◆ **HOW TO COMPLETE THIS TASK**: If a line in the material below has the string "watermark", copy it out.

◆ **DATA IN THIS EXERCISE**:
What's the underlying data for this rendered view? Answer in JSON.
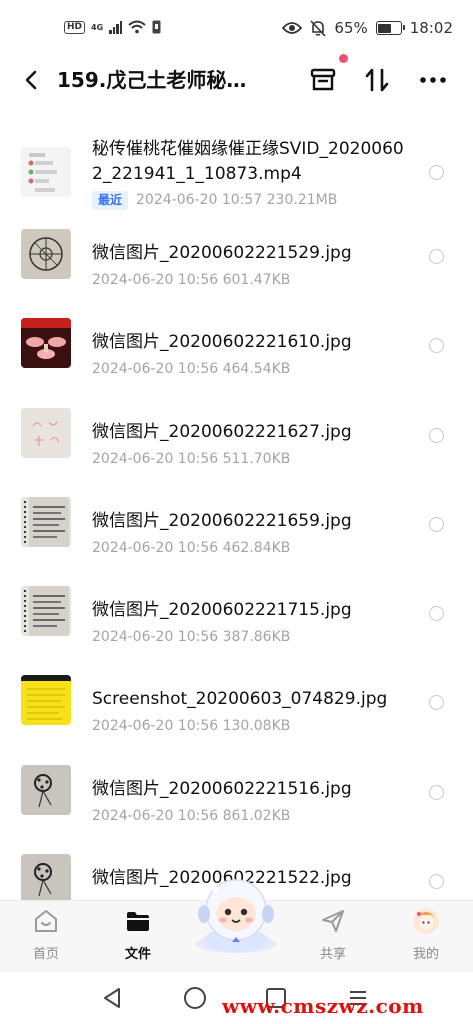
{
  "status_bar": {
    "hd": "HD",
    "network": "4G",
    "battery_text": "65%",
    "battery_level": 0.65,
    "time": "18:02"
  },
  "header": {
    "title": "159.戊己土老师秘…",
    "icons": [
      "back-icon",
      "archive-icon",
      "sort-icon",
      "more-icon"
    ]
  },
  "files": [
    {
      "name": "秘传催桃花催姻缘催正缘SVID_20200602_221941_1_10873.mp4",
      "badge": "最近",
      "date": "2024-06-20",
      "time": "10:57",
      "size": "230.21MB",
      "thumb": "chat-screenshot"
    },
    {
      "name": "微信图片_20200602221529.jpg",
      "badge": "",
      "date": "2024-06-20",
      "time": "10:56",
      "size": "601.47KB",
      "thumb": "circle-diagram"
    },
    {
      "name": "微信图片_20200602221610.jpg",
      "badge": "",
      "date": "2024-06-20",
      "time": "10:56",
      "size": "464.54KB",
      "thumb": "red-cups"
    },
    {
      "name": "微信图片_20200602221627.jpg",
      "badge": "",
      "date": "2024-06-20",
      "time": "10:56",
      "size": "511.70KB",
      "thumb": "pink-paper"
    },
    {
      "name": "微信图片_20200602221659.jpg",
      "badge": "",
      "date": "2024-06-20",
      "time": "10:56",
      "size": "462.84KB",
      "thumb": "notebook"
    },
    {
      "name": "微信图片_20200602221715.jpg",
      "badge": "",
      "date": "2024-06-20",
      "time": "10:56",
      "size": "387.86KB",
      "thumb": "notebook"
    },
    {
      "name": "Screenshot_20200603_074829.jpg",
      "badge": "",
      "date": "2024-06-20",
      "time": "10:56",
      "size": "130.08KB",
      "thumb": "yellow-doc"
    },
    {
      "name": "微信图片_20200602221516.jpg",
      "badge": "",
      "date": "2024-06-20",
      "time": "10:56",
      "size": "861.02KB",
      "thumb": "sketch"
    },
    {
      "name": "微信图片_20200602221522.jpg",
      "badge": "",
      "date": "",
      "time": "",
      "size": "",
      "thumb": "sketch"
    }
  ],
  "tabs": [
    {
      "label": "首页",
      "icon": "home-icon",
      "active": false
    },
    {
      "label": "文件",
      "icon": "folder-icon",
      "active": true
    },
    {
      "label": "共享",
      "icon": "share-icon",
      "active": false
    },
    {
      "label": "我的",
      "icon": "avatar-icon",
      "active": false
    }
  ],
  "nav": {
    "icons": [
      "back-triangle-icon",
      "home-circle-icon",
      "recents-square-icon",
      "menu-icon"
    ]
  },
  "watermark": "www.cmszwz.com",
  "colors": {
    "accent": "#3a74f2",
    "badge_bg": "#e8f1fe",
    "notify_dot": "#f0506e",
    "watermark": "#e01010"
  }
}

◆ **WRITTEN SOLUTION**:
  "watermark": "www.cmszwz.com",
    "watermark": "#e01010"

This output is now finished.